## Work task
Using the data below, return all lines in which "false" appears.
Data section: Begin
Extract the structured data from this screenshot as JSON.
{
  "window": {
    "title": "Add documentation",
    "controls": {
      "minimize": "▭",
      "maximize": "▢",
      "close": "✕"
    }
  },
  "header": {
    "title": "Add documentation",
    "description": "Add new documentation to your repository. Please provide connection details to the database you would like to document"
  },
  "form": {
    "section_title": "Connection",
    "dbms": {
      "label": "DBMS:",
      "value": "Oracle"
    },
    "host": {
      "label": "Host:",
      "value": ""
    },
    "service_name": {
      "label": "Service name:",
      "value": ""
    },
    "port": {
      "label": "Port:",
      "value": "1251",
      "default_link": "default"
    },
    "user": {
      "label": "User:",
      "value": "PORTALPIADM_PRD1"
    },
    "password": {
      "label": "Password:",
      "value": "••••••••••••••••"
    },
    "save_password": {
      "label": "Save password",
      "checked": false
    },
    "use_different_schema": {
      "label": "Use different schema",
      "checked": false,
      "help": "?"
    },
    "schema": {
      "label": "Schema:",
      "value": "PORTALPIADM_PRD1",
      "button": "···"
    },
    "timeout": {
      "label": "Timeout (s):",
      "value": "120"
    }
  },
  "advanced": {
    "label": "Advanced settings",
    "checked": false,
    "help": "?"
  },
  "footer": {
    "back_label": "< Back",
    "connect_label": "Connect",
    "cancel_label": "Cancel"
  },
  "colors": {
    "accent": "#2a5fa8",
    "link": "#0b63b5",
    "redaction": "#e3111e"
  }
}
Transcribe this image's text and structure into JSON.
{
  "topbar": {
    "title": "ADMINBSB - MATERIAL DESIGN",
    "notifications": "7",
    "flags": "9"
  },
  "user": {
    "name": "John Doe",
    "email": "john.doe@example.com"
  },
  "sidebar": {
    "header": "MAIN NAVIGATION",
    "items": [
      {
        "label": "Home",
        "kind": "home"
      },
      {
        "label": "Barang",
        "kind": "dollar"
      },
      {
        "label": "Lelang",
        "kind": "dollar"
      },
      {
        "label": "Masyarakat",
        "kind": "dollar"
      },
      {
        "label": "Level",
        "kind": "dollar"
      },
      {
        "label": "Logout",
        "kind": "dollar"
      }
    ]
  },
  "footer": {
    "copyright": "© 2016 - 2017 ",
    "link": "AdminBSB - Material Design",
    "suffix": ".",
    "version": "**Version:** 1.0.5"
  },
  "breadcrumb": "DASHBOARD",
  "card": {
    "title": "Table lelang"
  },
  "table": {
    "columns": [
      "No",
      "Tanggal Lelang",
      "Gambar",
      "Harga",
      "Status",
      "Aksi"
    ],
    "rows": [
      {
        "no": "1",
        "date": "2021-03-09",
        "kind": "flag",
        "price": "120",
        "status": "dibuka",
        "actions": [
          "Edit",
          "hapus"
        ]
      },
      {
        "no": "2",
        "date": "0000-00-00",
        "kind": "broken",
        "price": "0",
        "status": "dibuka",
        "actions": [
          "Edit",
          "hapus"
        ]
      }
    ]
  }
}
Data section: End
## Exercise output
      "checked": false
      "checked": false,
    "checked": false,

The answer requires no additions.